Your assignment -> Report each line of the entries that includes "Favoritos" by copying it.

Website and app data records

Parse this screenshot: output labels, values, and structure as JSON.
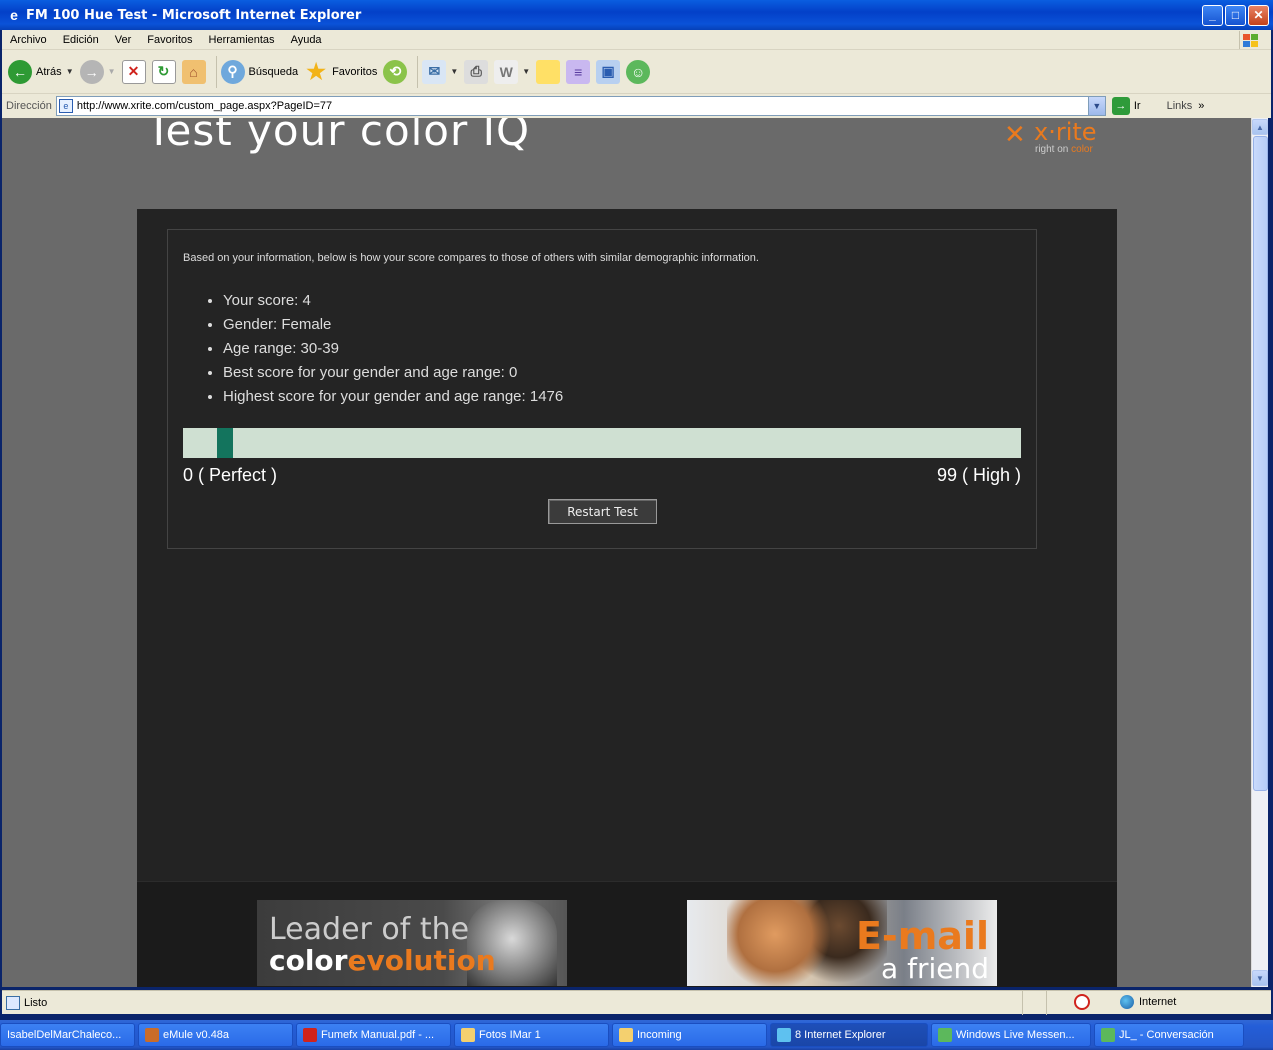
{
  "window": {
    "title": "FM 100 Hue Test - Microsoft Internet Explorer"
  },
  "menu": [
    "Archivo",
    "Edición",
    "Ver",
    "Favoritos",
    "Herramientas",
    "Ayuda"
  ],
  "toolbar": {
    "back_label": "Atrás",
    "search_label": "Búsqueda",
    "favorites_label": "Favoritos"
  },
  "address": {
    "label": "Dirección",
    "url": "http://www.xrite.com/custom_page.aspx?PageID=77",
    "go_label": "Ir",
    "links_label": "Links"
  },
  "page": {
    "title": "Test your color IQ",
    "logo": {
      "word": "x·rite",
      "tag_prefix": "right on ",
      "tag_accent": "color"
    },
    "intro": "Based on your information, below is how your score compares to those of others with similar demographic information.",
    "stats": [
      "Your score: 4",
      "Gender: Female",
      "Age range: 30-39",
      "Best score for your gender and age range: 0",
      "Highest score for your gender and age range: 1476"
    ],
    "score_scale": {
      "min_label": "0 ( Perfect )",
      "max_label": "99 ( High )",
      "marker_fraction": 0.04
    },
    "restart_label": "Restart Test",
    "banner_left": {
      "line1": "Leader of the",
      "line2a": "color",
      "line2b": "evolution"
    },
    "banner_right": {
      "line1": "E-mail",
      "line2": "a friend"
    }
  },
  "status": {
    "text": "Listo",
    "zone": "Internet"
  },
  "taskbar": [
    "IsabelDelMarChaleco...",
    "eMule v0.48a",
    "Fumefx Manual.pdf - ...",
    "Fotos IMar 1",
    "Incoming",
    "8 Internet Explorer",
    "Windows Live Messen...",
    "JL_ - Conversación"
  ],
  "colors": {
    "accent": "#ea7a1e",
    "bar_bg": "#cfe0d2",
    "marker": "#13745d",
    "panel_bg": "#242424"
  }
}
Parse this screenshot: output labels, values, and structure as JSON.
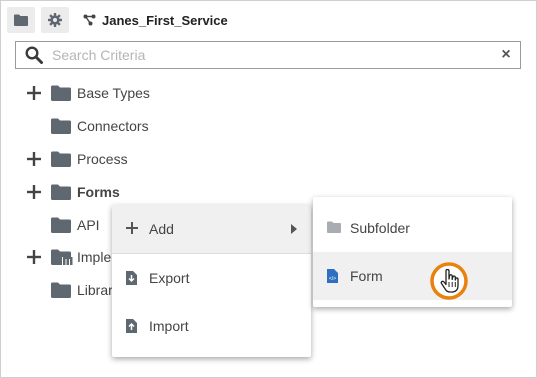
{
  "toolbar": {
    "folder_icon": "folder-icon",
    "settings_icon": "gear-icon",
    "service_icon": "service-icon",
    "service_name": "Janes_First_Service"
  },
  "search": {
    "placeholder": "Search Criteria",
    "value": "",
    "clear_label": "×"
  },
  "tree": {
    "items": [
      {
        "label": "Base Types",
        "expandable": true
      },
      {
        "label": "Connectors",
        "expandable": false
      },
      {
        "label": "Process",
        "expandable": true
      },
      {
        "label": "Forms",
        "expandable": true,
        "bold": true
      },
      {
        "label": "API",
        "expandable": false
      },
      {
        "label": "Imple",
        "expandable": true
      },
      {
        "label": "Librar",
        "expandable": false
      }
    ]
  },
  "context_menu": {
    "items": [
      {
        "label": "Add",
        "icon": "plus-icon",
        "has_submenu": true
      },
      {
        "label": "Export",
        "icon": "export-icon"
      },
      {
        "label": "Import",
        "icon": "import-icon"
      }
    ]
  },
  "submenu": {
    "items": [
      {
        "label": "Subfolder",
        "icon": "folder-icon"
      },
      {
        "label": "Form",
        "icon": "form-file-icon"
      }
    ]
  },
  "colors": {
    "folder": "#5f6770",
    "cursor_ring": "#e8820c",
    "form_icon": "#2f6fbf"
  }
}
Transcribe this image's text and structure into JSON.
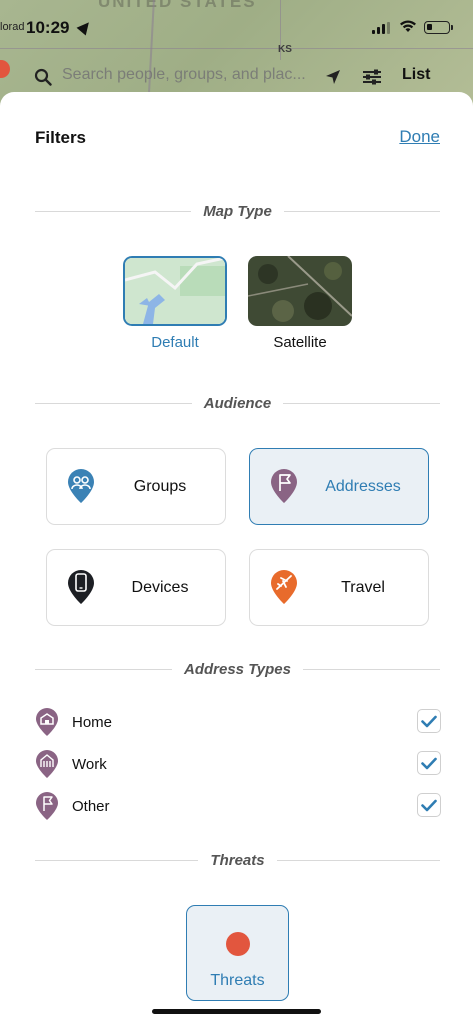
{
  "status": {
    "time": "10:29",
    "carrier_fragment": "lorad"
  },
  "map_bg": {
    "ghost_label": "UNITED STATES",
    "state_label": "KS"
  },
  "search": {
    "placeholder": "Search people, groups, and plac...",
    "list_label": "List"
  },
  "sheet": {
    "title": "Filters",
    "done_label": "Done"
  },
  "map_type": {
    "header": "Map Type",
    "options": [
      {
        "label": "Default",
        "selected": true
      },
      {
        "label": "Satellite",
        "selected": false
      }
    ]
  },
  "audience": {
    "header": "Audience",
    "cards": [
      {
        "label": "Groups",
        "icon": "groups-pin-icon",
        "color": "#3b82b5",
        "selected": false
      },
      {
        "label": "Addresses",
        "icon": "flag-pin-icon",
        "color": "#8a6484",
        "selected": true
      },
      {
        "label": "Devices",
        "icon": "device-pin-icon",
        "color": "#1d1f24",
        "selected": false
      },
      {
        "label": "Travel",
        "icon": "plane-pin-icon",
        "color": "#e86b2c",
        "selected": false
      }
    ]
  },
  "address_types": {
    "header": "Address Types",
    "items": [
      {
        "label": "Home",
        "icon": "home-pin-icon",
        "checked": true
      },
      {
        "label": "Work",
        "icon": "work-pin-icon",
        "checked": true
      },
      {
        "label": "Other",
        "icon": "flag-pin-icon",
        "checked": true
      }
    ]
  },
  "threats": {
    "header": "Threats",
    "card_label": "Threats",
    "dot_color": "#e2563e"
  },
  "colors": {
    "accent": "#2f7db3",
    "address_purple": "#8a6484"
  }
}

Solution to this exercise ->
    "Favoritos",
    "favorites_label": "Favoritos"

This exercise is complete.